Tuesday, March 19, 2013

Living to 100

Last week my SIL and I went to visit her (and my husband's) aunt in the nursing home. Auntie is 100 years and 7 months old. At her 100th birthday Auntie was starting to slip, asking questions that didn't make sense. But still kind of there, at least some of the time.

By now she is pretty loopy almost all the time. She kept being surprised that my SIL (her niece) knows her brother (SIL's dad). "Oh, you're related??" she'd say with surprise. We had no hope of trying to help her figure out who I was.. her nephew's wife?? Too far beyond her capacity.

Once we got her talking about her memories, she could talk pretty clearly and the old Auntie that I remember shined through. She talked about how she and her sister used to ride the horses on the farm after the horses were too old for farm work. The sisters were close in age and were "inseparable." I can relate. I have a sister only 16 months older, and we, too, were inseparable. I suppose when I'm 100 I'll talk about us and our games.

Seeing Auntie in a fog, living in a nursing home, relying on others to feed her, bathe her, dress her, entertain her while she slumps in her wheelchair.... it gives one pause. How badly do I want to reach age 100 if life will be like that?

In my dreams, when I am old I am still cognizant and alert. I can still read books, and I can follow current events. Maybe someone can cook and clean for me (YES!), but I can do other stuff and still have fun.

That's the ideal, of course. How many of us will actually be that way when/if we reach the age of 100? I have my mom's example.. maybe I'll be as lucky and still be sharp and aware like she is, at least into my 90s. One can hope.

Life can be full of tricks and surprises. Who knows what is in store? No one. And sometimes the glimpse into the future isn't all that appealing.

Auntie is still beautiful, and she is sort of aware of things, but only briefly. Then you start all over again, and she's surprised, again, that her niece is related to her family. She lives in a tiny circle.

I am making Auntie a small lap quilt. She talked about "the Little One" in her lap who gets cold; she has to keep rubbing her to keep her warm. So I offered to make a blanket. Auntie told me her favorite color is blue. She won't remember that I was even there, much less that I offered to make her a blanket, but I'm doing it anyway. After all, there's that Little One to keep warm.

Here's the lap quilt, before being quilted. I hope to finish it in the next few days. When the recipient is 100, a quilt needs to be made quickly. Who will make me a quilt when I'm 100? I'm not so sure I want to get there to find out.

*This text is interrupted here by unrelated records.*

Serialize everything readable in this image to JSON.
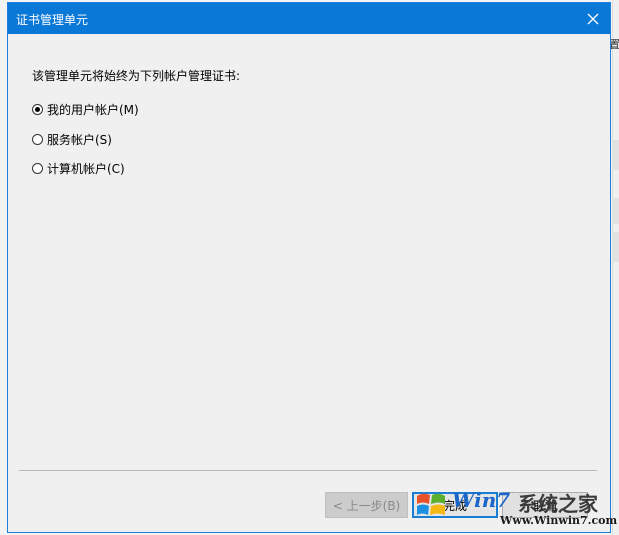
{
  "dialog": {
    "title": "证书管理单元",
    "prompt": "该管理单元将始终为下列帐户管理证书:",
    "options": [
      {
        "label": "我的用户帐户(M)",
        "checked": true
      },
      {
        "label": "服务帐户(S)",
        "checked": false
      },
      {
        "label": "计算机帐户(C)",
        "checked": false
      }
    ],
    "buttons": {
      "back": "< 上一步(B)",
      "finish": "完成",
      "cancel": "取消"
    }
  },
  "background": {
    "mark_top": "置"
  },
  "watermark": {
    "win_text": "Win7",
    "cn_text": "系统之家",
    "url": "Www.Winwin7.com"
  },
  "colors": {
    "titlebar": "#0a78d7",
    "dialog_bg": "#f0f0f0",
    "accent": "#1a7fd4"
  },
  "icons": {
    "close": "close-icon",
    "watermark_logo": "windows-logo-icon"
  }
}
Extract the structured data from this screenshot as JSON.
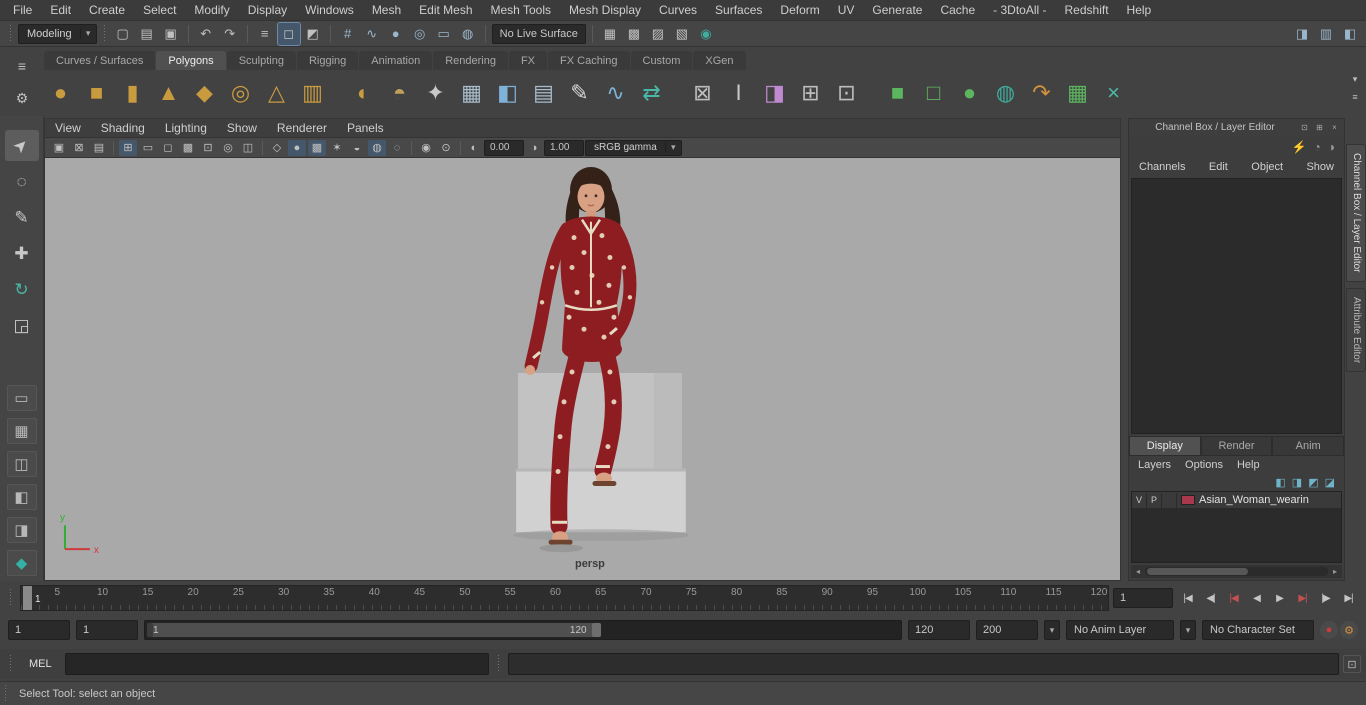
{
  "ui": {
    "chevron_down": "▾",
    "scroll_left": "◂",
    "scroll_right": "▸"
  },
  "menu_bar": {
    "items": [
      "File",
      "Edit",
      "Create",
      "Select",
      "Modify",
      "Display",
      "Windows",
      "Mesh",
      "Edit Mesh",
      "Mesh Tools",
      "Mesh Display",
      "Curves",
      "Surfaces",
      "Deform",
      "UV",
      "Generate",
      "Cache",
      "- 3DtoAll -",
      "Redshift",
      "Help"
    ]
  },
  "status_line": {
    "menuset_label": "Modeling",
    "live_surface_label": "No Live Surface",
    "file_icons": [
      {
        "name": "new-scene-icon",
        "glyph": "▢"
      },
      {
        "name": "open-scene-icon",
        "glyph": "▤"
      },
      {
        "name": "save-scene-icon",
        "glyph": "▣"
      }
    ],
    "history_icons": [
      {
        "name": "undo-icon",
        "glyph": "↶"
      },
      {
        "name": "redo-icon",
        "glyph": "↷"
      }
    ],
    "selection_icons": [
      {
        "name": "select-hierarchy-icon",
        "glyph": "≡"
      },
      {
        "name": "select-object-icon",
        "glyph": "◻",
        "active": true
      },
      {
        "name": "select-component-icon",
        "glyph": "◩"
      }
    ],
    "snap_icons": [
      {
        "name": "snap-grid-icon",
        "glyph": "#",
        "color": "#9ab6cc"
      },
      {
        "name": "snap-curve-icon",
        "glyph": "∿",
        "color": "#9ab6cc"
      },
      {
        "name": "snap-point-icon",
        "glyph": "●",
        "color": "#9ab6cc"
      },
      {
        "name": "snap-projected-center-icon",
        "glyph": "◎",
        "color": "#9ab6cc"
      },
      {
        "name": "snap-view-plane-icon",
        "glyph": "▭",
        "color": "#9ab6cc"
      },
      {
        "name": "make-live-icon",
        "glyph": "◍",
        "color": "#9ab6cc"
      }
    ],
    "render_icons": [
      {
        "name": "render-view-icon",
        "glyph": "▦"
      },
      {
        "name": "render-current-frame-icon",
        "glyph": "▩"
      },
      {
        "name": "ipr-render-icon",
        "glyph": "▨"
      },
      {
        "name": "render-settings-icon",
        "glyph": "▧"
      },
      {
        "name": "launch-render-icon",
        "glyph": "◉",
        "color": "#3fae9f"
      }
    ],
    "sidebar_icons": [
      {
        "name": "attribute-editor-toggle-icon",
        "glyph": "◨",
        "color": "#9ab6cc"
      },
      {
        "name": "tool-settings-toggle-icon",
        "glyph": "▥",
        "color": "#9ab6cc"
      },
      {
        "name": "channel-box-toggle-icon",
        "glyph": "◧",
        "color": "#9ab6cc"
      }
    ]
  },
  "shelf": {
    "left_icons": [
      {
        "name": "shelf-menu-icon",
        "glyph": "≡"
      },
      {
        "name": "shelf-gear-icon",
        "glyph": "⚙"
      }
    ],
    "right_icons": [
      {
        "name": "shelf-popup-icon",
        "glyph": "▾"
      },
      {
        "name": "shelf-list-icon",
        "glyph": "≡"
      }
    ],
    "tabs": [
      {
        "label": "Curves / Surfaces"
      },
      {
        "label": "Polygons",
        "active": true
      },
      {
        "label": "Sculpting"
      },
      {
        "label": "Rigging"
      },
      {
        "label": "Animation"
      },
      {
        "label": "Rendering"
      },
      {
        "label": "FX"
      },
      {
        "label": "FX Caching"
      },
      {
        "label": "Custom"
      },
      {
        "label": "XGen"
      }
    ],
    "icons": [
      {
        "name": "poly-sphere-icon",
        "glyph": "●",
        "color": "#c99b3f"
      },
      {
        "name": "poly-cube-icon",
        "glyph": "■",
        "color": "#c99b3f"
      },
      {
        "name": "poly-cylinder-icon",
        "glyph": "▮",
        "color": "#c99b3f"
      },
      {
        "name": "poly-cone-icon",
        "glyph": "▲",
        "color": "#c99b3f"
      },
      {
        "name": "poly-plane-icon",
        "glyph": "◆",
        "color": "#c99b3f"
      },
      {
        "name": "poly-torus-icon",
        "glyph": "◎",
        "color": "#c99b3f"
      },
      {
        "name": "poly-pyramid-icon",
        "glyph": "△",
        "color": "#c99b3f"
      },
      {
        "name": "poly-pipe-icon",
        "glyph": "▥",
        "color": "#c99b3f"
      },
      {
        "spacer": true
      },
      {
        "name": "smooth-sphere-icon",
        "glyph": "◐",
        "color": "#c99b3f"
      },
      {
        "name": "uv-sphere-icon",
        "glyph": "◓",
        "color": "#bfa05a"
      },
      {
        "name": "platonic-solid-icon",
        "glyph": "✦",
        "color": "#c9c9c9"
      },
      {
        "name": "plane-grid-icon",
        "glyph": "▦",
        "color": "#a9bccb"
      },
      {
        "name": "blue-cube-icon",
        "glyph": "◧",
        "color": "#7fb2d9"
      },
      {
        "name": "grid-plane-icon",
        "glyph": "▤",
        "color": "#a9bccb"
      },
      {
        "name": "pencil-curve-icon",
        "glyph": "✎",
        "color": "#d8d8d8"
      },
      {
        "name": "curve-tool-icon",
        "glyph": "∿",
        "color": "#7fb2d9"
      },
      {
        "name": "symmetry-icon",
        "glyph": "⇄",
        "color": "#49b8a8"
      },
      {
        "spacer": true
      },
      {
        "name": "lattice-icon",
        "glyph": "⊠",
        "color": "#bdbdbd"
      },
      {
        "name": "sculpt-icon",
        "glyph": "I",
        "color": "#c9c9c9"
      },
      {
        "name": "soft-mod-icon",
        "glyph": "◨",
        "color": "#c08ad0"
      },
      {
        "name": "cluster-icon",
        "glyph": "⊞",
        "color": "#bdbdbd"
      },
      {
        "name": "target-icon",
        "glyph": "⊡",
        "color": "#bdbdbd"
      },
      {
        "spacer": true
      },
      {
        "name": "combine-icon",
        "glyph": "■",
        "color": "#5cb660"
      },
      {
        "name": "separate-icon",
        "glyph": "□",
        "color": "#5cb660"
      },
      {
        "name": "smooth-mesh-icon",
        "glyph": "●",
        "color": "#5cb660"
      },
      {
        "name": "boolean-icon",
        "glyph": "◍",
        "color": "#3fae9f"
      },
      {
        "name": "mirror-icon",
        "glyph": "↷",
        "color": "#d2913c"
      },
      {
        "name": "quad-draw-icon",
        "glyph": "▦",
        "color": "#5cb660"
      },
      {
        "name": "multi-cut-icon",
        "glyph": "×",
        "color": "#49b8a8"
      }
    ]
  },
  "toolbox": {
    "tools": [
      {
        "name": "select-tool",
        "glyph": "➤",
        "active": true
      },
      {
        "name": "lasso-select-tool",
        "glyph": "◌"
      },
      {
        "name": "paint-select-tool",
        "glyph": "✎"
      },
      {
        "name": "move-tool",
        "glyph": "✚"
      },
      {
        "name": "rotate-tool",
        "glyph": "↻",
        "color": "#49b8a8"
      },
      {
        "name": "scale-tool",
        "glyph": "◲"
      }
    ],
    "layouts": [
      {
        "name": "single-pane-layout-button",
        "glyph": "▭"
      },
      {
        "name": "four-pane-layout-button",
        "glyph": "▦"
      },
      {
        "name": "persp-outliner-layout-button",
        "glyph": "◫"
      },
      {
        "name": "split-pane-layout-button",
        "glyph": "◧"
      },
      {
        "name": "hypershade-layout-button",
        "glyph": "◨"
      },
      {
        "name": "modeling-toolkit-icon",
        "glyph": "◆",
        "color": "#35b0a5"
      }
    ]
  },
  "viewport": {
    "menus": [
      "View",
      "Shading",
      "Lighting",
      "Show",
      "Renderer",
      "Panels"
    ],
    "icons": [
      {
        "name": "select-camera-icon",
        "glyph": "▣"
      },
      {
        "name": "lock-camera-icon",
        "glyph": "⊠"
      },
      {
        "name": "camera-attributes-icon",
        "glyph": "▤"
      },
      {
        "sep": true
      },
      {
        "name": "grid-toggle-icon",
        "glyph": "⊞",
        "active": true
      },
      {
        "name": "film-gate-icon",
        "glyph": "▭"
      },
      {
        "name": "resolution-gate-icon",
        "glyph": "◻"
      },
      {
        "name": "gate-mask-icon",
        "glyph": "▩"
      },
      {
        "name": "field-chart-icon",
        "glyph": "⊡"
      },
      {
        "name": "safe-action-icon",
        "glyph": "◎"
      },
      {
        "name": "safe-title-icon",
        "glyph": "◫"
      },
      {
        "sep": true
      },
      {
        "name": "wireframe-icon",
        "glyph": "◇"
      },
      {
        "name": "smooth-shade-icon",
        "glyph": "●",
        "active": true
      },
      {
        "name": "textured-icon",
        "glyph": "▩",
        "active": true
      },
      {
        "name": "lights-icon",
        "glyph": "✶"
      },
      {
        "name": "shadows-icon",
        "glyph": "◒"
      },
      {
        "name": "ao-icon",
        "glyph": "◍",
        "active": true
      },
      {
        "name": "motion-blur-icon",
        "glyph": "◌"
      },
      {
        "sep": true
      },
      {
        "name": "isolate-select-icon",
        "glyph": "◉"
      },
      {
        "name": "xray-icon",
        "glyph": "⊙"
      },
      {
        "sep": true
      }
    ],
    "exposure_icon": "◐",
    "exposure_value": "0.00",
    "gamma_icon": "◑",
    "gamma_value": "1.00",
    "colorspace": "sRGB gamma",
    "camera_label": "persp",
    "axis": {
      "y": "y",
      "x": "x"
    }
  },
  "channel_box": {
    "title": "Channel Box / Layer Editor",
    "header_icons": [
      {
        "name": "dock-icon",
        "glyph": "⊡"
      },
      {
        "name": "expand-icon",
        "glyph": "⊞"
      },
      {
        "name": "close-icon",
        "glyph": "×"
      }
    ],
    "toolbar_icons": [
      {
        "name": "channel-speed-icon",
        "glyph": "⚡",
        "color": "#d8b33a"
      },
      {
        "name": "channel-hyperbolic-icon",
        "glyph": "◔",
        "color": "#9a9a9a"
      },
      {
        "name": "channel-manip-icon",
        "glyph": "◑",
        "color": "#9a9a9a"
      }
    ],
    "menus": [
      "Channels",
      "Edit",
      "Object",
      "Show"
    ],
    "layer_editor": {
      "tabs": [
        {
          "label": "Display",
          "active": true
        },
        {
          "label": "Render"
        },
        {
          "label": "Anim"
        }
      ],
      "menus": [
        "Layers",
        "Options",
        "Help"
      ],
      "toolbar_icons": [
        {
          "name": "move-layer-up-icon",
          "glyph": "◧",
          "color": "#6fb3c9"
        },
        {
          "name": "move-layer-down-icon",
          "glyph": "◨",
          "color": "#6fb3c9"
        },
        {
          "name": "new-empty-layer-icon",
          "glyph": "◩",
          "color": "#6fb3c9"
        },
        {
          "name": "new-layer-from-selected-icon",
          "glyph": "◪",
          "color": "#6fb3c9"
        }
      ],
      "layer_row": {
        "visible": "V",
        "playback": "P",
        "name": "Asian_Woman_wearin",
        "swatch_color": "#a8384b"
      }
    }
  },
  "side_tabs": [
    {
      "label": "Channel Box / Layer Editor",
      "active": true
    },
    {
      "label": "Attribute Editor"
    }
  ],
  "time_slider": {
    "ticks": [
      5,
      10,
      15,
      20,
      25,
      30,
      35,
      40,
      45,
      50,
      55,
      60,
      65,
      70,
      75,
      80,
      85,
      90,
      95,
      100,
      105,
      110,
      115,
      120
    ],
    "current_frame": "1",
    "frame_field_value": "1",
    "playback_icons": [
      {
        "name": "go-to-start-button",
        "glyph": "|◀"
      },
      {
        "name": "step-back-frame-button",
        "glyph": "◀|"
      },
      {
        "name": "step-back-key-button",
        "glyph": "|◀",
        "color": "#c65050"
      },
      {
        "name": "play-backwards-button",
        "glyph": "◀"
      },
      {
        "name": "play-forwards-button",
        "glyph": "▶"
      },
      {
        "name": "step-forward-key-button",
        "glyph": "▶|",
        "color": "#c65050"
      },
      {
        "name": "step-forward-frame-button",
        "glyph": "|▶"
      },
      {
        "name": "go-to-end-button",
        "glyph": "▶|"
      }
    ]
  },
  "range_slider": {
    "anim_start": "1",
    "playback_start": "1",
    "bar_start": "1",
    "bar_end": "120",
    "playback_end": "120",
    "anim_end": "200",
    "anim_layer_label": "No Anim Layer",
    "character_set_label": "No Character Set",
    "right_icons": [
      {
        "name": "auto-keyframe-toggle",
        "glyph": "●",
        "color": "#cc3b3b"
      },
      {
        "name": "animation-preferences-icon",
        "glyph": "⚙",
        "color": "#d2913c"
      }
    ]
  },
  "command_line": {
    "label": "MEL"
  },
  "help_line": {
    "text": "Select Tool: select an object"
  }
}
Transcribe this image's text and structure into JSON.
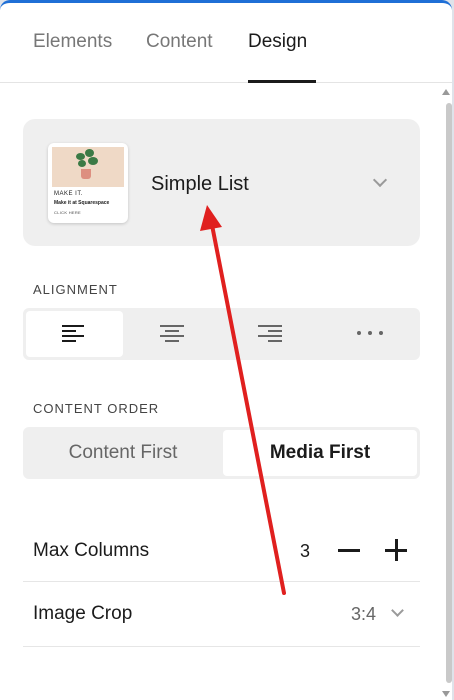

I measured Auntie's lap with my hand and determined this would be about the right size. It measures 31" x 35".


BrendaLou said...

she may not remember who made the lap quilt for her, but she'll enjoy it (and it's Blue! her favorite color). Bless you for your thoughtfulness.

Jeanne said...

Lovely and loving quilt, poignant post!

Andi said...

My husband's grandma just turned 101! I made her a jelly roll quilt for Christmas and she thanks me every time I see her. And that's why I quilt, to cover people in love:-)

KC said...

What a lovely, sad and thought provoking post. Thank you. We just moved my 96 year old mother from assisted living to memory care. Dementia is not a kind disease as otherwise my mother is very healthy. I heard on the news yesterday that 1 in 3 people over the age of 65 will suffer with a form of dementia. Not a very comforting bit of information.